In the 11th century, the city of Telavi became the center of the region. In the XV century, after the disintegration of Georgia, the Kingdom of Kakheti was formed. From that time, the center of Kakheti became Gremi. In the XVI-XVII centuries, Kakheti was separated from the North-Eastern part, which today bears the name of Saingilo and is administratively included in Azerbaijan. In the second half of the 17th century, the center of Kakheti moved to Telavi again. The Kingdom of Kakheti existed until the XIX century.


Kakhetian folklore is a significant part of Georgian culture. Khakhetian folk songs such as Mravalzhamieri, Tsintskaro, Urmuli, Makruli and others are well-known. “Chakrulo” is an important sample of Georgian folklore that was sent into space. Tush folklore is also a part of the diversity of the Kakheti region.

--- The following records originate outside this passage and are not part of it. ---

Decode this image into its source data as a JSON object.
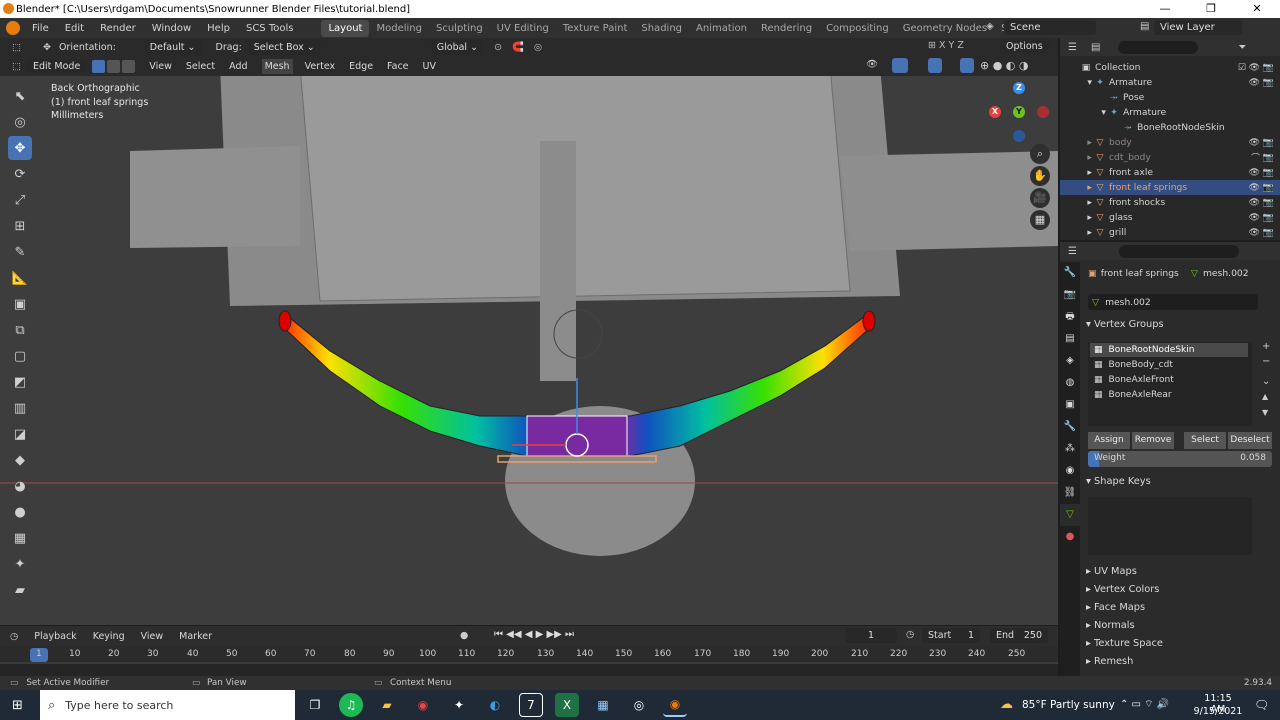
{
  "window": {
    "title": "Blender* [C:\\Users\\rdgam\\Documents\\Snowrunner Blender Files\\tutorial.blend]",
    "min": "—",
    "max": "❐",
    "close": "✕"
  },
  "menu": [
    "File",
    "Edit",
    "Render",
    "Window",
    "Help",
    "SCS Tools"
  ],
  "workspaces": [
    "Layout",
    "Modeling",
    "Sculpting",
    "UV Editing",
    "Texture Paint",
    "Shading",
    "Animation",
    "Rendering",
    "Compositing",
    "Geometry Nodes",
    "Scripting"
  ],
  "add_workspace": "+",
  "scene": {
    "label": "Scene",
    "view_layer": "View Layer"
  },
  "header": {
    "orientation_label": "Orientation:",
    "orientation_value": "Default",
    "drag_label": "Drag:",
    "drag_value": "Select Box",
    "transform": "Global",
    "options": "Options"
  },
  "editbar": {
    "mode": "Edit Mode",
    "menus": [
      "View",
      "Select",
      "Add",
      "Mesh",
      "Vertex",
      "Edge",
      "Face",
      "UV"
    ]
  },
  "viewport": {
    "view_name": "Back Orthographic",
    "object": "(1) front leaf springs",
    "units": "Millimeters"
  },
  "gizmo": {
    "z": "Z",
    "y": "Y",
    "x": "X"
  },
  "outliner": {
    "root": "Collection",
    "items": [
      {
        "label": "Armature",
        "type": "armature",
        "depth": 1
      },
      {
        "label": "Pose",
        "type": "pose",
        "depth": 2
      },
      {
        "label": "Armature",
        "type": "armdata",
        "depth": 2
      },
      {
        "label": "BoneRootNodeSkin",
        "type": "bone",
        "depth": 3
      },
      {
        "label": "body",
        "type": "mesh",
        "depth": 1,
        "dim": true
      },
      {
        "label": "cdt_body",
        "type": "mesh",
        "depth": 1,
        "dim": true
      },
      {
        "label": "front axle",
        "type": "mesh",
        "depth": 1
      },
      {
        "label": "front leaf springs",
        "type": "mesh",
        "depth": 1,
        "selected": true
      },
      {
        "label": "front shocks",
        "type": "mesh",
        "depth": 1
      },
      {
        "label": "glass",
        "type": "mesh",
        "depth": 1
      },
      {
        "label": "grill",
        "type": "mesh",
        "depth": 1
      }
    ]
  },
  "properties": {
    "object": "front leaf springs",
    "mesh": "mesh.002",
    "mesh_field": "mesh.002",
    "vertex_groups_title": "Vertex Groups",
    "vertex_groups": [
      "BoneRootNodeSkin",
      "BoneBody_cdt",
      "BoneAxleFront",
      "BoneAxleRear"
    ],
    "buttons": {
      "assign": "Assign",
      "remove": "Remove",
      "select": "Select",
      "deselect": "Deselect"
    },
    "weight_label": "Weight",
    "weight_value": "0.058",
    "weight_fraction": 0.058,
    "shape_keys": "Shape Keys",
    "collapsed": [
      "UV Maps",
      "Vertex Colors",
      "Face Maps",
      "Normals",
      "Texture Space",
      "Remesh"
    ]
  },
  "timeline": {
    "menus": [
      "Playback",
      "Keying",
      "View",
      "Marker"
    ],
    "current": "1",
    "start_label": "Start",
    "start": "1",
    "end_label": "End",
    "end": "250",
    "ticks": [
      "1",
      "10",
      "20",
      "30",
      "40",
      "50",
      "60",
      "70",
      "80",
      "90",
      "100",
      "110",
      "120",
      "130",
      "140",
      "150",
      "160",
      "170",
      "180",
      "190",
      "200",
      "210",
      "220",
      "230",
      "240",
      "250"
    ]
  },
  "status": {
    "left": "Set Active Modifier",
    "mid": "Pan View",
    "right": "Context Menu",
    "version": "2.93.4"
  },
  "taskbar": {
    "search": "Type here to search",
    "weather": "85°F  Partly sunny",
    "time": "11:15 AM",
    "date": "9/15/2021"
  }
}
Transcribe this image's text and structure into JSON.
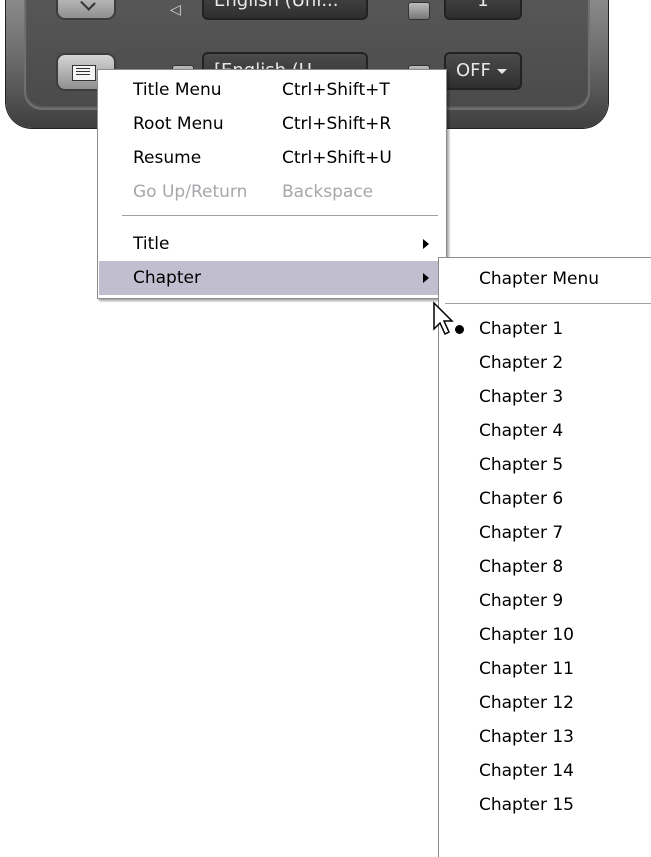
{
  "player": {
    "audio_dropdown": "English (Uni...",
    "subtitle_dropdown": "[English (U...",
    "subtitle_toggle": "OFF",
    "top_right_dropdown": "1",
    "icons": [
      "menu-button-icon",
      "speaker-icon",
      "subtitle-icon"
    ]
  },
  "context_menu": {
    "items": [
      {
        "label": "Title Menu",
        "shortcut": "Ctrl+Shift+T",
        "enabled": true
      },
      {
        "label": "Root Menu",
        "shortcut": "Ctrl+Shift+R",
        "enabled": true
      },
      {
        "label": "Resume",
        "shortcut": "Ctrl+Shift+U",
        "enabled": true
      },
      {
        "label": "Go Up/Return",
        "shortcut": "Backspace",
        "enabled": false
      }
    ],
    "submenus": [
      {
        "label": "Title",
        "has_submenu": true,
        "highlighted": false
      },
      {
        "label": "Chapter",
        "has_submenu": true,
        "highlighted": true
      }
    ]
  },
  "chapter_submenu": {
    "menu_item": "Chapter Menu",
    "selected_index": 0,
    "chapters": [
      "Chapter 1",
      "Chapter 2",
      "Chapter 3",
      "Chapter 4",
      "Chapter 5",
      "Chapter 6",
      "Chapter 7",
      "Chapter 8",
      "Chapter 9",
      "Chapter 10",
      "Chapter 11",
      "Chapter 12",
      "Chapter 13",
      "Chapter 14",
      "Chapter 15"
    ]
  },
  "colors": {
    "highlight": "#c1bfcf",
    "disabled_text": "#a7a6aa",
    "panel_dark": "#4a4a4a"
  }
}
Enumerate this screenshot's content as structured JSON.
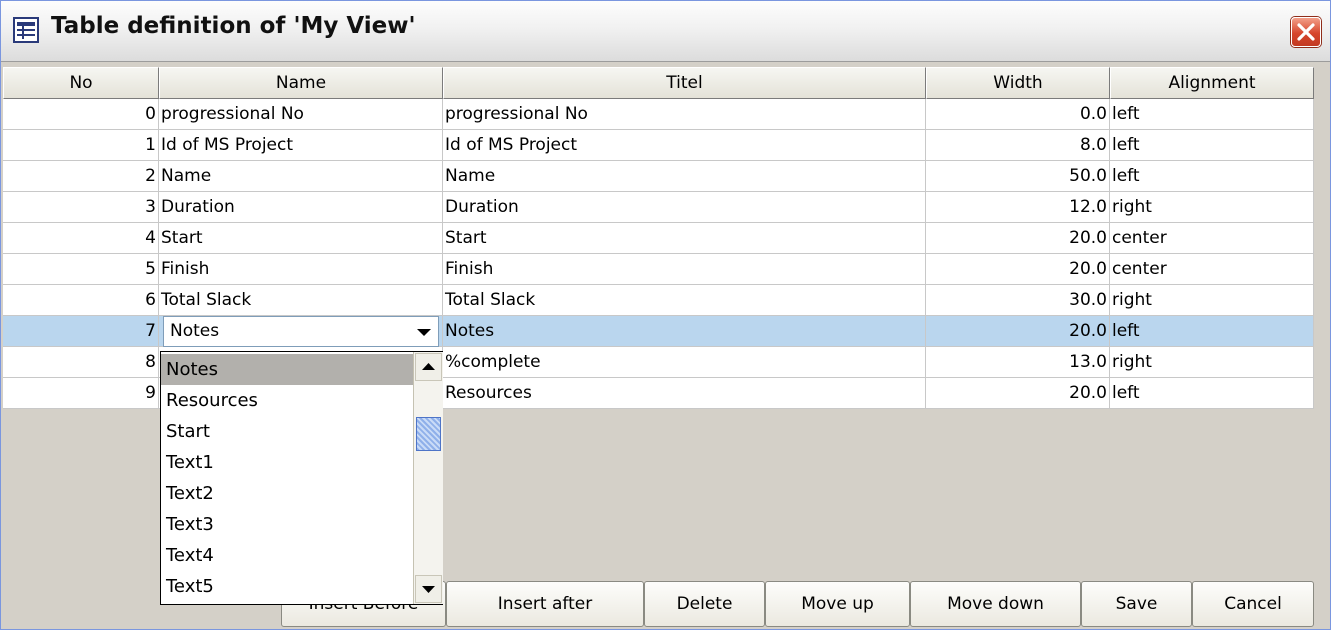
{
  "window": {
    "title": "Table definition of 'My View'",
    "icon": "table-icon",
    "close_icon": "close-icon"
  },
  "columns": [
    "No",
    "Name",
    "Titel",
    "Width",
    "Alignment"
  ],
  "rows": [
    {
      "no": "0",
      "name": "progressional No",
      "titel": "progressional No",
      "width": "0.0",
      "alignment": "left"
    },
    {
      "no": "1",
      "name": "Id of MS Project",
      "titel": "Id of MS Project",
      "width": "8.0",
      "alignment": "left"
    },
    {
      "no": "2",
      "name": "Name",
      "titel": "Name",
      "width": "50.0",
      "alignment": "left"
    },
    {
      "no": "3",
      "name": "Duration",
      "titel": "Duration",
      "width": "12.0",
      "alignment": "right"
    },
    {
      "no": "4",
      "name": "Start",
      "titel": "Start",
      "width": "20.0",
      "alignment": "center"
    },
    {
      "no": "5",
      "name": "Finish",
      "titel": "Finish",
      "width": "20.0",
      "alignment": "center"
    },
    {
      "no": "6",
      "name": "Total Slack",
      "titel": "Total Slack",
      "width": "30.0",
      "alignment": "right"
    },
    {
      "no": "7",
      "name": "Notes",
      "titel": "Notes",
      "width": "20.0",
      "alignment": "left"
    },
    {
      "no": "8",
      "name": "",
      "titel": "%complete",
      "width": "13.0",
      "alignment": "right"
    },
    {
      "no": "9",
      "name": "",
      "titel": "Resources",
      "width": "20.0",
      "alignment": "left"
    }
  ],
  "combo": {
    "selected": "Notes"
  },
  "dropdown": {
    "items": [
      "Notes",
      "Resources",
      "Start",
      "Text1",
      "Text2",
      "Text3",
      "Text4",
      "Text5"
    ],
    "highlighted": "Notes"
  },
  "buttons": {
    "insert_before": "Insert Before",
    "insert_after": "Insert after",
    "delete": "Delete",
    "move_up": "Move up",
    "move_down": "Move down",
    "save": "Save",
    "cancel": "Cancel"
  },
  "colors": {
    "selected_row": "#bad6ee",
    "dropdown_highlight": "#b2b0ac",
    "close_button": "#d6452c"
  }
}
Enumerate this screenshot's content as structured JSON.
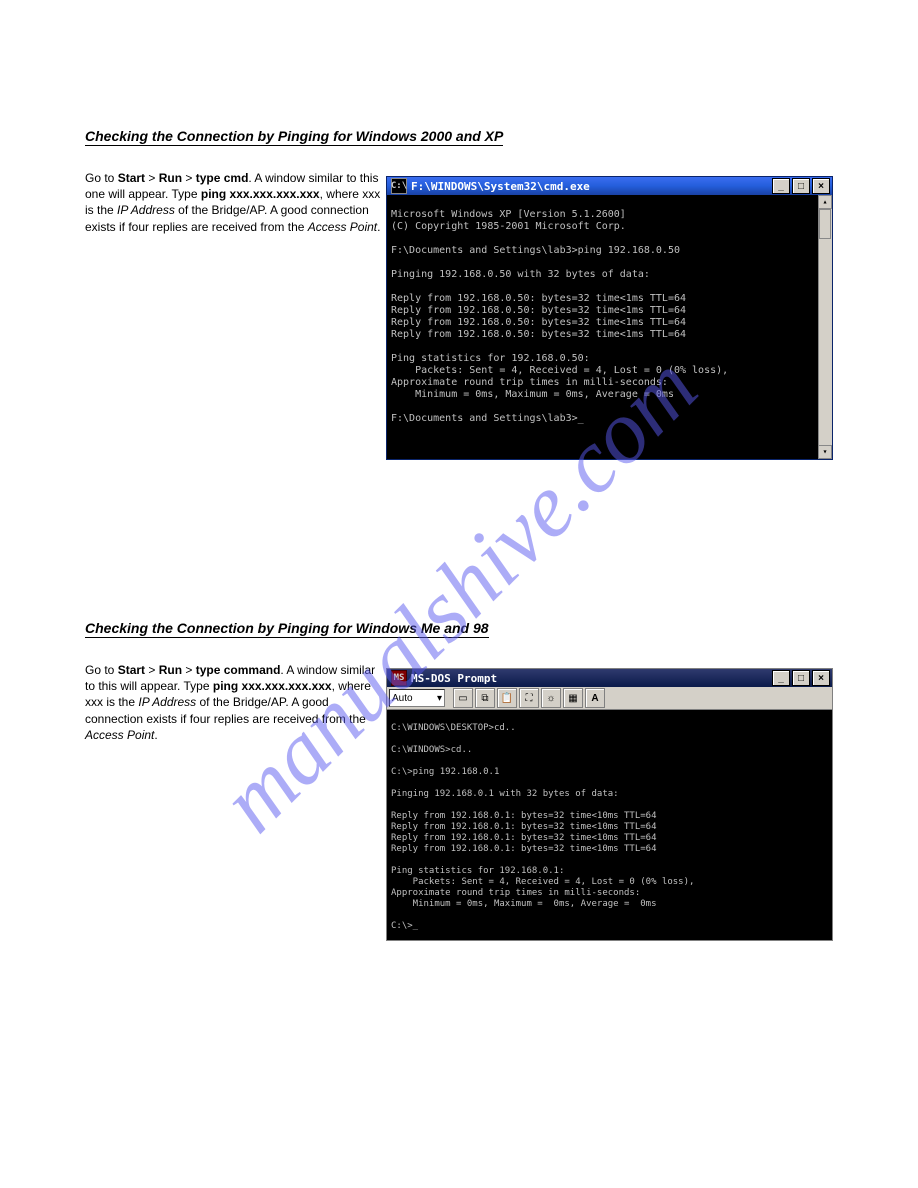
{
  "watermark": "manualshive.com",
  "section1": {
    "title": "Checking the Connection by Pinging for Windows 2000 and XP",
    "p1": {
      "b1": "Start",
      "b2": "Run",
      "b3": "type cmd",
      "b4": "ping xxx.xxx.xxx.xxx",
      "xxx": "xxx",
      "i1": "IP Address",
      "i2": "Access Point"
    }
  },
  "section2": {
    "title": "Checking the Connection by Pinging for Windows Me and 98",
    "p1": {
      "b1": "Start",
      "b2": "Run",
      "b3": "type command",
      "b4": "ping xxx.xxx.xxx.xxx",
      "xxx": "xxx",
      "i1": "IP Address",
      "i2": "Access Point"
    }
  },
  "cmd": {
    "title": "F:\\WINDOWS\\System32\\cmd.exe",
    "lines": [
      "Microsoft Windows XP [Version 5.1.2600]",
      "(C) Copyright 1985-2001 Microsoft Corp.",
      "F:\\Documents and Settings\\lab3>ping 192.168.0.50",
      "Pinging 192.168.0.50 with 32 bytes of data:",
      "Reply from 192.168.0.50: bytes=32 time<1ms TTL=64",
      "Reply from 192.168.0.50: bytes=32 time<1ms TTL=64",
      "Reply from 192.168.0.50: bytes=32 time<1ms TTL=64",
      "Reply from 192.168.0.50: bytes=32 time<1ms TTL=64",
      "Ping statistics for 192.168.0.50:",
      "    Packets: Sent = 4, Received = 4, Lost = 0 (0% loss),",
      "Approximate round trip times in milli-seconds:",
      "    Minimum = 0ms, Maximum = 0ms, Average = 0ms",
      "F:\\Documents and Settings\\lab3>_"
    ]
  },
  "dos": {
    "title": "MS-DOS Prompt",
    "toolbar": {
      "combo": "Auto"
    },
    "lines": [
      "C:\\WINDOWS\\DESKTOP>cd..",
      "C:\\WINDOWS>cd..",
      "C:\\>ping 192.168.0.1",
      "Pinging 192.168.0.1 with 32 bytes of data:",
      "Reply from 192.168.0.1: bytes=32 time<10ms TTL=64",
      "Reply from 192.168.0.1: bytes=32 time<10ms TTL=64",
      "Reply from 192.168.0.1: bytes=32 time<10ms TTL=64",
      "Reply from 192.168.0.1: bytes=32 time<10ms TTL=64",
      "Ping statistics for 192.168.0.1:",
      "    Packets: Sent = 4, Received = 4, Lost = 0 (0% loss),",
      "Approximate round trip times in milli-seconds:",
      "    Minimum = 0ms, Maximum =  0ms, Average =  0ms",
      "C:\\>_"
    ]
  }
}
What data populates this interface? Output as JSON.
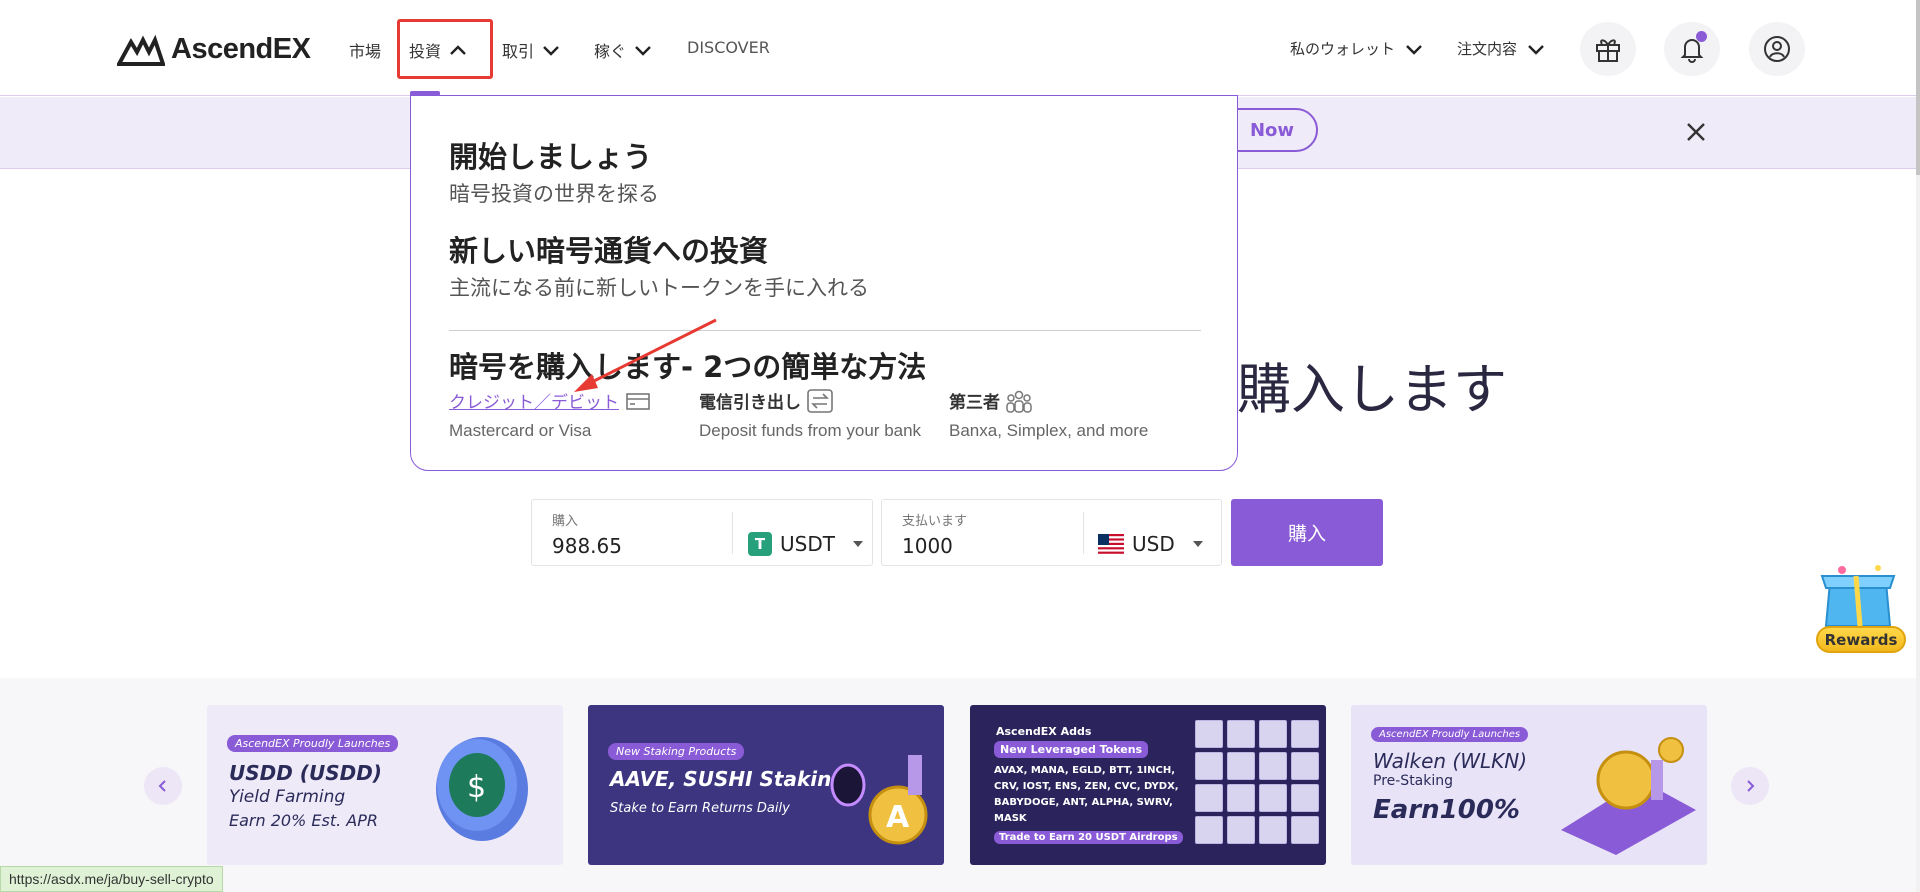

Many public and religious holidays are celebrated in Kakheti, such as Alaverdoba, Iliaoba, Gremkalakoba, Erekleoba, Pirosmanoba and others.


Kakheti is also known for its exceptional cuisine. Meat dishes are especially popular here. Traditional dishes are mtsvadi (barbecue) fried on tsalami, khashlama, chakafuli, chikhirtma and many more. Tush cuisine is famous for Khinkali, Mtsvadi, Choban (Shepherd Kaurma), Khmiadi (ritual triangular bread), Gordila, Kumeli, Kotori, Khavitsi, Mosmula and others.

Tush Gudi cheese is famously made in a sheepskin bag. In between, the Alazani river and its wide valley cut from North to South, carving out dozens of different microclimates provide the perfect conditions for cultivating grapes. Georgia has more than 400 endemic varieties in total, many of which grow (or once grew) in fertile Kakheti. Today, this remains Georgia’s premier wine region, responsible for around 70% of the country’s harvest.

Kakheti is located in Eastern Georgia. It is bordered by Kartli from the West, the Russian Federation (Dagestan) from the North (separated by the Caucasus Mountains), and Azerbaijan from the South. Kakheti region includes the inner and lower reaches of the Iori River and the Alazani River basin.

Kakheti consists of 8 administrative units, namely the municipalities of Akhmeta, Gurjaani, Dedoplistskaro, Telavi, Lagodekhi, Sagarejo, Sighnaghi, and Kvareli. The administrative center of the region is the city of Telavi.

Separate parts of Kakheti are called Garekakheti (middle year of the river Iori), Kiziki (between the lower reaches of the Ivri and Alazani rivers), Shida Kakheti (right bank of the Alazani river), and Gaghmakhari (left bank of the Alazani river).

Kakheti Caucasus beautifully run down the steep slopes of the Alazani Plain. Kakheti is connected to Tusheti by the Abano Pass on the Caucasus ridge. The territory of the region includes Vashlovani National Park, Tusheti National Park, Ilto Reserve, Korugi Reserve, Lagodekhi Reserve, Iori Reserve, and Chachuni Reserve. Nature is very diverse in this area, with semi-deserts, evergreen forests, plains, meadows, and even subalpine vegetation.

Alazani Valley has a moderate subtropical climate. The average temperature is 0 in the winter and 23-25 in the summer. Outside Kakheti (Iori plateau, mountains in front of Gombori and Yalno ridges) has a dry subtropical climate.

The average temperature in winter is 0 to -2.3 and 23-25 in the summer. The weather is relatively cold on the Tsivgombori ridge. The lowest point of the region is Eldar plain (90-150 m above sea level), and the highest is Tebulo mountain (4493 m).

Kakheti is one of the most outstanding regions of Georgia with its economic potential. The diversity of natural conditions has defined the agricultural profile of the region, and the region’s specialization in winemaking is not accidental. The main share in the region’s well developed food industry falls on the wine production and international tourism.